Although Gen. Sisi was keen from the start on implicating the state’s military, judicial and security institutions in the crimes that have been committed, to reassure their support to him, the area of freedom in the country has been shrinking, and people’s dignity has been threatened in an unprecedented way. Also, Sisi soon reneged on his promises that he would be the shield and sword -when needed- for his regional allies -who provided him generously with money and opened the doors of their friends in Europe and America for him. Only one entity can say that the rule of the General was the gift of all times to it: i.e. Israel, the “former” enemy. In just three years of governance and control, Egypt’s General is now standing naked, with nothing to cover his “genitals”.
The beginning of reaction came from “The Economist”, which held the General responsible for ruining his country, and called him not to try to run for the presidency elections for a second term. Then, this was followed by calls from his relevant regional allies, accusing the General of mismanagement and of squandering his country’s wealth, and conveying to him the desire of his friend princes and sheikhs to leave at the earliest opportunity. Even within the country itself, despite the fact that some betrayed the longings of their people, yet they have become aware of the size of the disaster in which they are living, but only their fear prevents them from talking. However, a handful of those associated with the conflicting security and intelligence services have recently expressed their hope that Gen. Sisi would do the country a favor if he abandoned. It is true that Sisi is not smart and that he does not have an incisive mind, but he is not so stupid as to not see the signs of danger, and how endless this wilderness is, where he wanders lost, not able to find a way out. Thus, in a rare moment of truth, the General found himself, with no will of him, recalling the wisdom of the putschist generals before him.
Where can this endless wilderness take Egypt’s General?

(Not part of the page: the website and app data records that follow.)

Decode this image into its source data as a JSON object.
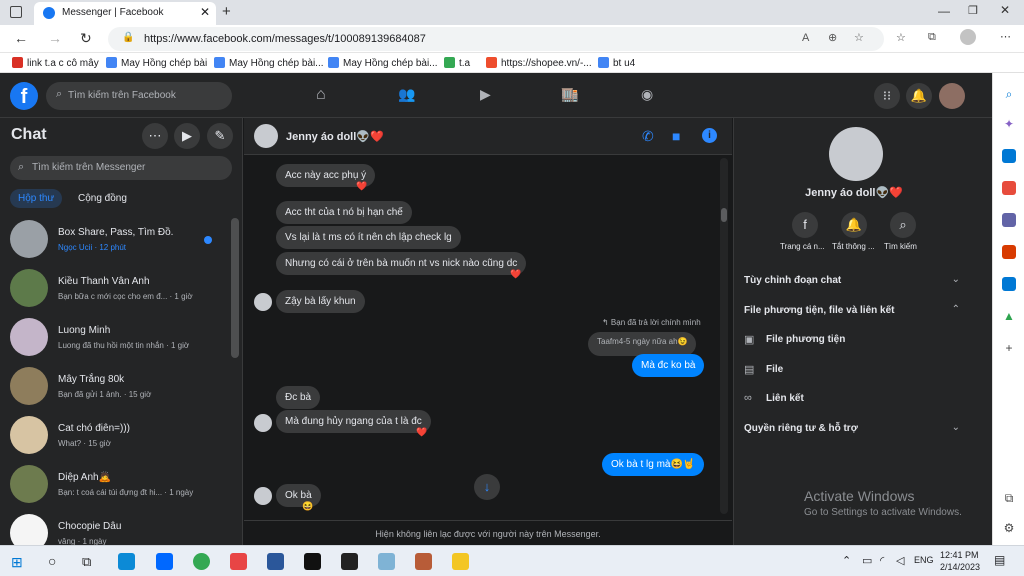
{
  "browser": {
    "tab_title": "Messenger | Facebook",
    "url": "https://www.facebook.com/messages/t/100089139684087",
    "bookmarks": [
      "link t.a c cô mây",
      "May Hồng chép bài",
      "May Hồng chép bài...",
      "May Hồng chép bài...",
      "t.a",
      "https://shopee.vn/-...",
      "bt u4"
    ]
  },
  "fb_nav": {
    "search_placeholder": "Tìm kiếm trên Facebook"
  },
  "left": {
    "title": "Chat",
    "search_placeholder": "Tìm kiếm trên Messenger",
    "tabs": [
      "Hộp thư",
      "Cộng đồng"
    ],
    "conversations": [
      {
        "name": "Box Share, Pass, Tìm Đồ.",
        "preview": "Ngọc Ucii · 12 phút"
      },
      {
        "name": "Kiều Thanh Vân Anh",
        "preview": "Bạn bữa c mới cọc cho em đ... · 1 giờ"
      },
      {
        "name": "Luong Minh",
        "preview": "Luong đã thu hồi một tin nhắn · 1 giờ"
      },
      {
        "name": "Mây Trắng 80k",
        "preview": "Bạn đã gửi 1 ảnh. · 15 giờ"
      },
      {
        "name": "Cat chó điên=)))",
        "preview": "What? · 15 giờ"
      },
      {
        "name": "Diệp Anh🙇",
        "preview": "Bạn: t coá cái túi đựng đt hi... · 1 ngày"
      },
      {
        "name": "Chocopie Dâu",
        "preview": "vâng · 1 ngày"
      }
    ]
  },
  "chat": {
    "contact": "Jenny áo doll👽❤️",
    "messages": [
      {
        "text": "Acc này acc phụ ý",
        "mine": false,
        "react": "❤️"
      },
      {
        "text": "Acc tht của t nó bị hạn chế",
        "mine": false
      },
      {
        "text": "Vs lại là t ms có ít nên ch lập check lg",
        "mine": false
      },
      {
        "text": "Nhưng có cái ở trên bà muốn nt vs nick nào cũng dc",
        "mine": false,
        "react": "❤️"
      },
      {
        "text": "Zậy bà lấy khun",
        "mine": false
      },
      {
        "text": "Taafm4-5 ngày nữa ah😉",
        "mine": true,
        "reply": true
      },
      {
        "text": "Mà đc ko bà",
        "mine": true
      },
      {
        "text": "Đc bà",
        "mine": false
      },
      {
        "text": "Mà đung hủy ngang của t là đc",
        "mine": false,
        "react": "❤️"
      },
      {
        "text": "Ok bà t lg mà😆🤘",
        "mine": true
      },
      {
        "text": "Ok bà",
        "mine": false,
        "react": "😆"
      }
    ],
    "reply_note": "↰ Bạn đã trả lời chính mình",
    "footer": "Hiện không liên lạc được với người này trên Messenger."
  },
  "right": {
    "name": "Jenny áo doll👽❤️",
    "actions": [
      "Trang cá n...",
      "Tắt thông ...",
      "Tìm kiếm"
    ],
    "sections": [
      "Tùy chỉnh đoạn chat",
      "File phương tiện, file và liên kết",
      "File phương tiện",
      "File",
      "Liên kết",
      "Quyền riêng tư & hỗ trợ"
    ],
    "watermark_title": "Activate Windows",
    "watermark_sub": "Go to Settings to activate Windows."
  },
  "taskbar": {
    "time": "12:41 PM",
    "date": "2/14/2023",
    "lang": "ENG"
  }
}
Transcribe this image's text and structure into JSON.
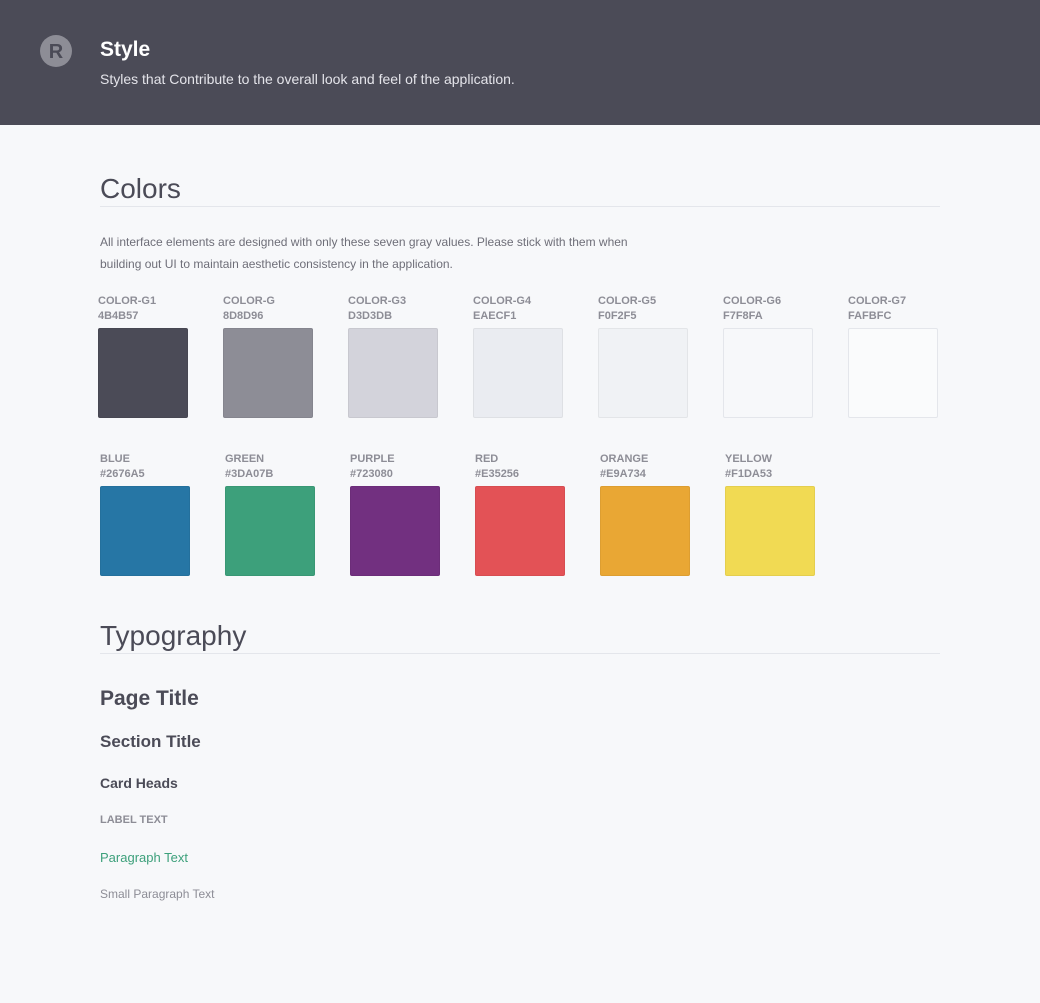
{
  "header": {
    "title": "Style",
    "subtitle": "Styles that Contribute to the overall look and feel of the application.",
    "logo_icon": "r-logo-icon"
  },
  "colors_section": {
    "heading": "Colors",
    "description": "All interface elements are designed with only these seven gray values. Please stick with them when building out UI to maintain aesthetic consistency in the application.",
    "grays": [
      {
        "name": "COLOR-G1",
        "hex": "4B4B57",
        "color": "#4B4B57"
      },
      {
        "name": "COLOR-G",
        "hex": "8D8D96",
        "color": "#8D8D96"
      },
      {
        "name": "COLOR-G3",
        "hex": "D3D3DB",
        "color": "#D3D3DB"
      },
      {
        "name": "COLOR-G4",
        "hex": "EAECF1",
        "color": "#EAECF1"
      },
      {
        "name": "COLOR-G5",
        "hex": "F0F2F5",
        "color": "#F0F2F5"
      },
      {
        "name": "COLOR-G6",
        "hex": "F7F8FA",
        "color": "#F7F8FA"
      },
      {
        "name": "COLOR-G7",
        "hex": "FAFBFC",
        "color": "#FAFBFC"
      }
    ],
    "accents": [
      {
        "name": "BLUE",
        "hex": "#2676A5",
        "color": "#2676A5"
      },
      {
        "name": "GREEN",
        "hex": "#3DA07B",
        "color": "#3DA07B"
      },
      {
        "name": "PURPLE",
        "hex": "#723080",
        "color": "#723080"
      },
      {
        "name": "RED",
        "hex": "#E35256",
        "color": "#E35256"
      },
      {
        "name": "ORANGE",
        "hex": "#E9A734",
        "color": "#E9A734"
      },
      {
        "name": "YELLOW",
        "hex": "#F1DA53",
        "color": "#F1DA53"
      }
    ]
  },
  "typography_section": {
    "heading": "Typography",
    "page_title": "Page Title",
    "section_title": "Section Title",
    "card_heads": "Card Heads",
    "label_text": "LABEL TEXT",
    "paragraph_text": "Paragraph Text",
    "small_paragraph_text": "Small Paragraph Text"
  }
}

Is not there an end for his wandering lost (in his failure)? Is not there a hope in a metaphysical intervention to make his betrayal the last one?!!
*Dr. Basheer Nafi is a writer, a historian, and a researcher in modern history, especially the Middle East and the Islamic History.
(Published in Al-Quds Al-Arabi, on Thursday, Sept. 1, 2016, and translated for MEO)